There's a family feel to the Southern Eye Center (motto: "Your eyes are everything"), an ophthalmology clinic in the small town of Hattiesburg, Mississippi. Patients greet staff in the cheery waiting rooms like old friends ("Are you still seein’ that policeman, darlin'?"); grateful testimonials are displayed on a pinboard ("Thank you for saving my eyes you were cool," from Ashley, aged seven). The genial character of the place is personified in its owner, Dr. Lynn McMahan, 60. His scrubs are adorned with blue hearts or green frogs; he hums pop tunes or sings "Amazing Grace" during operations — with particular emphasis on the line "was blind, but now I see." "What we aim to do here is take the dread out of surgery," he says in his laconic southern drawl. "In fact, we prefer the term 'procedure.' There's no E.R. drama and blood and people shouting; you just walk in, lay down, get some drops put in, and 10 minutes later you're on your way home to cook supper." He smiles. "It's pretty fulfilling work."
McMahan founded the Center in his hometown some 30 years ago in an old fried-chicken store: "Just me and a technician," he says. "There was a need for eye specialists; the nearest were about 100 miles away. I learned the rudiments of laser surgery and brought the first laser treatments to this area." Now he and his six partners, all experts in their field — McMahan on cataracts, Francis Soans on glaucoma, C. Byron Smith on corneas, etc. — operate from a custom-built clinic with a staff of 85; they perform around 6,000 operations a year on patients from all over the Gulf Coast. "I was surprised at the initial growth, but now I've cometo expect it," says McMahan. "With medicine, it seems the market is never saturated."
But there's more to McMahan's practice than the rigors of the marketplace. He might enjoy all the trappings of the successful surgeon — he's lectured abroad on his techniques, met Nelson Mandela and the first President Bush and commutes in his helicopter when the mood takes him — but he sees a moral dimension to his work. "We have a rule here that we never turn anybody away," he says. "In my first year of practice, I had a lady come here with glaucoma. Several years later, she came back and she was blind. I said, 'Why didn't we see you sooner? ' She said she had no insurance and couldn't afford it. If I'd seen her in time, I could have saved her sight. And I never wanted that on my conscience again." He shakes his head. "Ever."
To that end, the Center holds twice-yearly Gift Of Sight days, where eye exams and "procedures" are provided free for the poor and homeless, "people who fall through the healthcare cracks, for whatever reason, and who really need us," according to McMahan. A similar generosity of spirit prevailed after Hurricane Katrina: The Center (which, two years on, is still missing part of its roof that was blown off by the storm) loaded up two vans with equipment and drove through the devastated area in the perilous days after the storm hit. "We were able to treat some people in the shelters whose eyes had been damaged by the flying debris," says McMahan. "Then we ran a bus down there to bring people back to the Center who needed help. Their records had been lost, they had no cards, wallets, nothing. So we just told them to walk on in and we did what we could to help."

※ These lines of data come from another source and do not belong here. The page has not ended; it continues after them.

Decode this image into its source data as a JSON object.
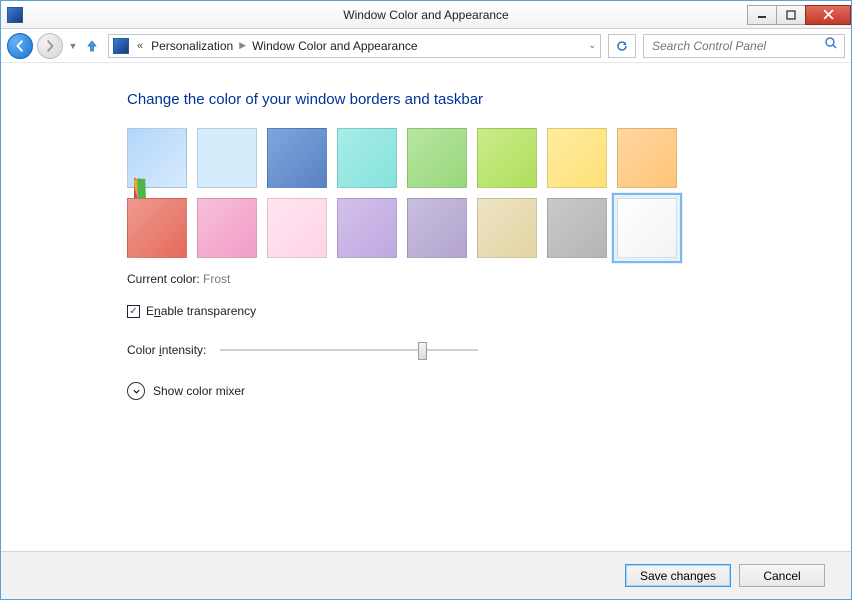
{
  "window": {
    "title": "Window Color and Appearance"
  },
  "breadcrumb": {
    "prefix": "«",
    "item1": "Personalization",
    "item2": "Window Color and Appearance"
  },
  "search": {
    "placeholder": "Search Control Panel"
  },
  "main": {
    "heading": "Change the color of your window borders and taskbar",
    "swatches": [
      {
        "name": "custom",
        "color": "custom",
        "selected": false
      },
      {
        "name": "sky",
        "color": "#d4ecfb",
        "selected": false
      },
      {
        "name": "blue",
        "color": "linear-gradient(135deg,#7ea6dd,#5a82c4)",
        "selected": false
      },
      {
        "name": "teal",
        "color": "linear-gradient(135deg,#a7ecea,#87e2dc)",
        "selected": false
      },
      {
        "name": "green",
        "color": "linear-gradient(135deg,#b8e6a1,#97d87b)",
        "selected": false
      },
      {
        "name": "lime",
        "color": "linear-gradient(135deg,#cceb8a,#addf5d)",
        "selected": false
      },
      {
        "name": "yellow",
        "color": "linear-gradient(135deg,#ffeca0,#ffe076)",
        "selected": false
      },
      {
        "name": "orange",
        "color": "linear-gradient(135deg,#ffd6a0,#ffc576)",
        "selected": false
      },
      {
        "name": "red",
        "color": "linear-gradient(135deg,#ef9a90,#e46a5a)",
        "selected": false
      },
      {
        "name": "pink",
        "color": "linear-gradient(135deg,#f7bfda,#f29dc6)",
        "selected": false
      },
      {
        "name": "blush",
        "color": "linear-gradient(135deg,#ffe6f1,#ffd4e7)",
        "selected": false
      },
      {
        "name": "purple",
        "color": "linear-gradient(135deg,#d3c1ea,#bfa8e0)",
        "selected": false
      },
      {
        "name": "violet",
        "color": "linear-gradient(135deg,#c8bedd,#b3a5cf)",
        "selected": false
      },
      {
        "name": "tan",
        "color": "linear-gradient(135deg,#eee4c3,#e2d4a4)",
        "selected": false
      },
      {
        "name": "gray",
        "color": "linear-gradient(135deg,#c9c9c9,#b5b5b5)",
        "selected": false
      },
      {
        "name": "frost",
        "color": "linear-gradient(135deg,#ffffff,#f3f3f3)",
        "selected": true
      }
    ],
    "current_label": "Current color:",
    "current_value": "Frost",
    "transparency": {
      "label_pre": "E",
      "label_u": "n",
      "label_post": "able transparency",
      "checked": true
    },
    "intensity": {
      "label_pre": "Color ",
      "label_u": "i",
      "label_post": "ntensity:",
      "value_pct": 79
    },
    "mixer": {
      "label": "Show color mixer"
    }
  },
  "footer": {
    "save": "Save changes",
    "cancel": "Cancel"
  }
}
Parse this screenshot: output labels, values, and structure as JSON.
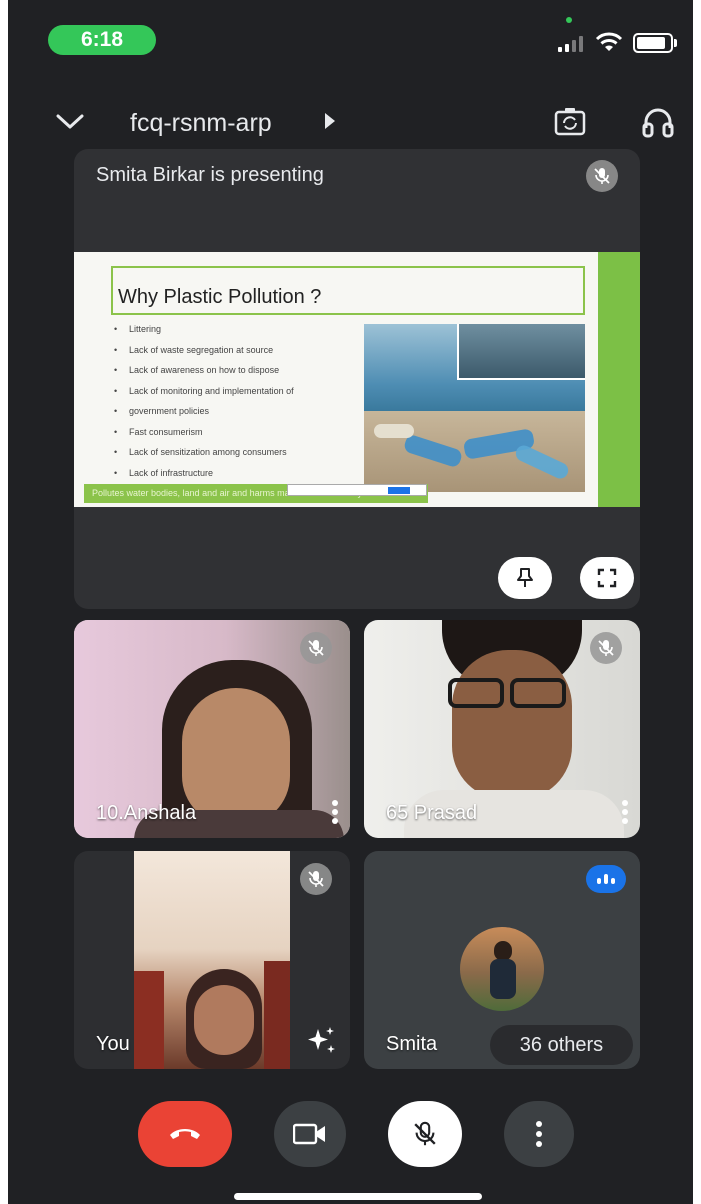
{
  "status_bar": {
    "time": "6:18"
  },
  "header": {
    "meeting_code": "fcq-rsnm-arp"
  },
  "presentation": {
    "label": "Smita Birkar is presenting",
    "slide": {
      "title": "Why Plastic Pollution ?",
      "bullets": [
        "Littering",
        "Lack of waste segregation at source",
        "Lack of awareness on how to dispose",
        "Lack of monitoring and implementation of",
        "government policies",
        "Fast consumerism",
        "Lack of sensitization among consumers",
        "Lack of infrastructure"
      ],
      "footer": "Pollutes water bodies, land and air and harms marine life and ecosystem"
    }
  },
  "participants": [
    {
      "name": "10.Anshala",
      "muted": true
    },
    {
      "name": "65 Prasad",
      "muted": true
    },
    {
      "name": "You",
      "muted": true
    },
    {
      "name": "Smita",
      "speaking": true
    }
  ],
  "others_count_label": "36 others",
  "colors": {
    "background": "#202124",
    "tile": "#3c4043",
    "end_call": "#ea4335",
    "speaking": "#1a73e8",
    "status_pill": "#34c759",
    "slide_accent": "#8bc34a"
  },
  "icons": {
    "chevron": "chevron-down-icon",
    "arrow": "play-right-icon",
    "camera_switch": "camera-switch-icon",
    "audio": "headphones-icon",
    "mic_off": "mic-off-icon",
    "pin": "pin-icon",
    "fullscreen": "fullscreen-icon",
    "more": "more-vert-icon",
    "effects": "sparkle-icon",
    "end_call": "phone-hangup-icon",
    "video": "videocam-icon"
  }
}
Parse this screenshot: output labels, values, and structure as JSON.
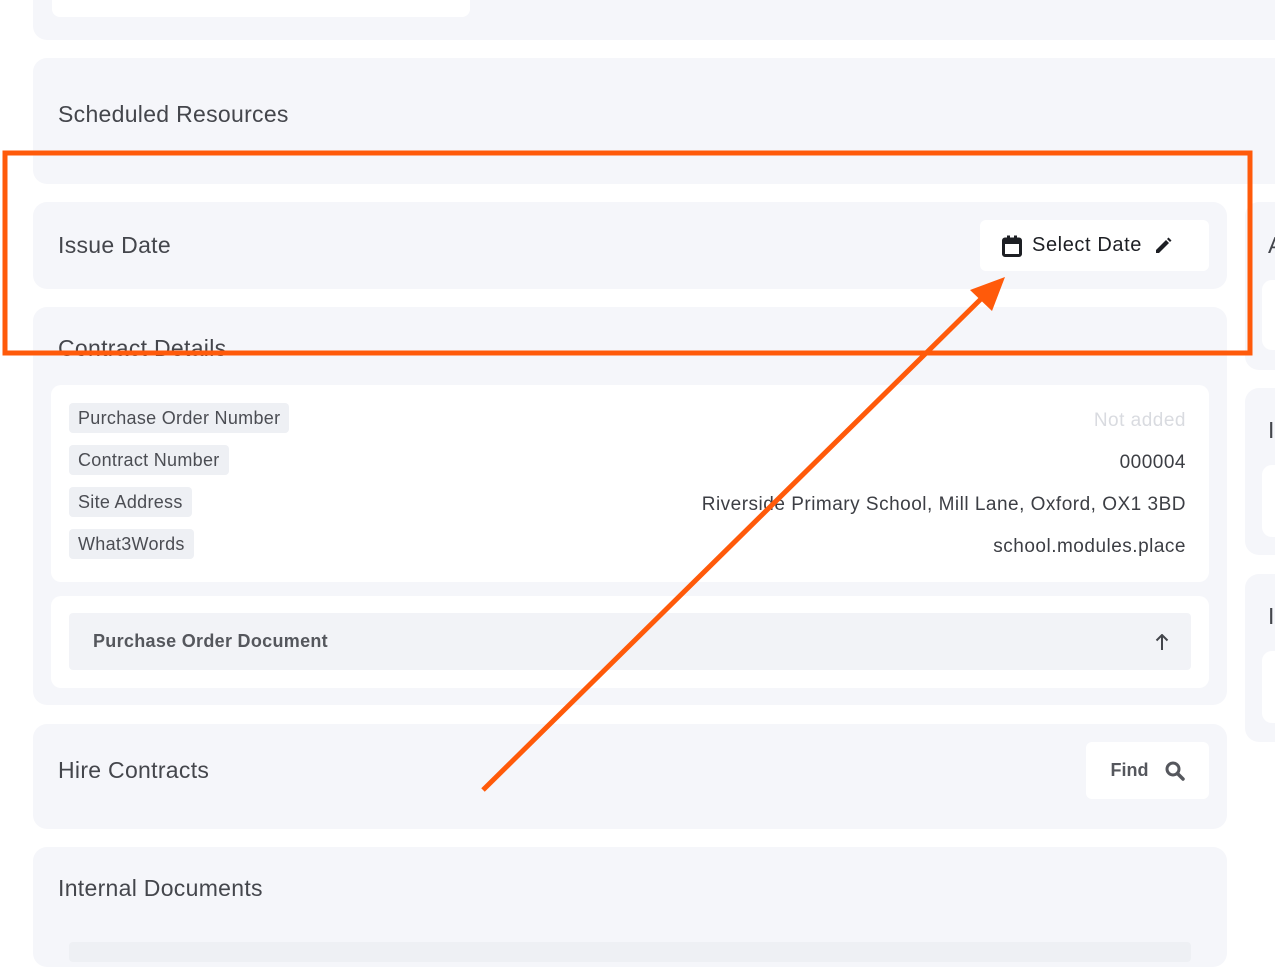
{
  "sections": {
    "scheduled_resources": {
      "title": "Scheduled Resources"
    },
    "issue_date": {
      "title": "Issue Date",
      "select_label": "Select Date"
    },
    "contract_details": {
      "title": "Contract Details",
      "rows": [
        {
          "label": "Purchase Order Number",
          "value": "Not added"
        },
        {
          "label": "Contract Number",
          "value": "000004"
        },
        {
          "label": "Site Address",
          "value": "Riverside Primary School, Mill Lane, Oxford, OX1 3BD"
        },
        {
          "label": "What3Words",
          "value": "school.modules.place"
        }
      ],
      "document_label": "Purchase Order Document"
    },
    "hire_contracts": {
      "title": "Hire Contracts",
      "find_label": "Find"
    },
    "internal_documents": {
      "title": "Internal Documents"
    }
  },
  "right_column": {
    "letters": [
      "A",
      "I",
      "I"
    ]
  },
  "annotation": {
    "color": "#ff5a0a"
  },
  "icons": {
    "calendar": "calendar-icon",
    "pencil": "pencil-icon",
    "upload": "arrow-up-icon",
    "search": "search-icon"
  }
}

The Center's charitable activities mean that it is the only clinic ever to be awarded the state governor's GIVE award for excellence in volunteerism; the Gift of Sight program also won USA Todays National Make a Difference Day Award in 2002. For McMahan, the flexibility inherent in running a small business is key to his, well, vision. "We've been able to pioneer and test out new techniques in a way that larger establishments wouldn't have been able to," he says. "And we've also been able to maintain the personal touch with our employees and patients."
That's why, despite the fact that he's approaching retirement age, you'd have to look at McMahan for a long time before the word "jaded" ever sprang to mind. "I'm excited almost every day that I go to work," he says. "The beauty of eye surgery is that the results are almost instantaneous and you have very few failures. We don't think of our patients as cash-flow; in fact, I sometimes find it hard to think of us as a 'business' in the traditional sense. Where else can you take a blind person at 8 a.m. and have them out the door by nine with their vision back and loving you for the rest of your life? I get hugs, cards, and thank-you notes. And I get paid for it too!"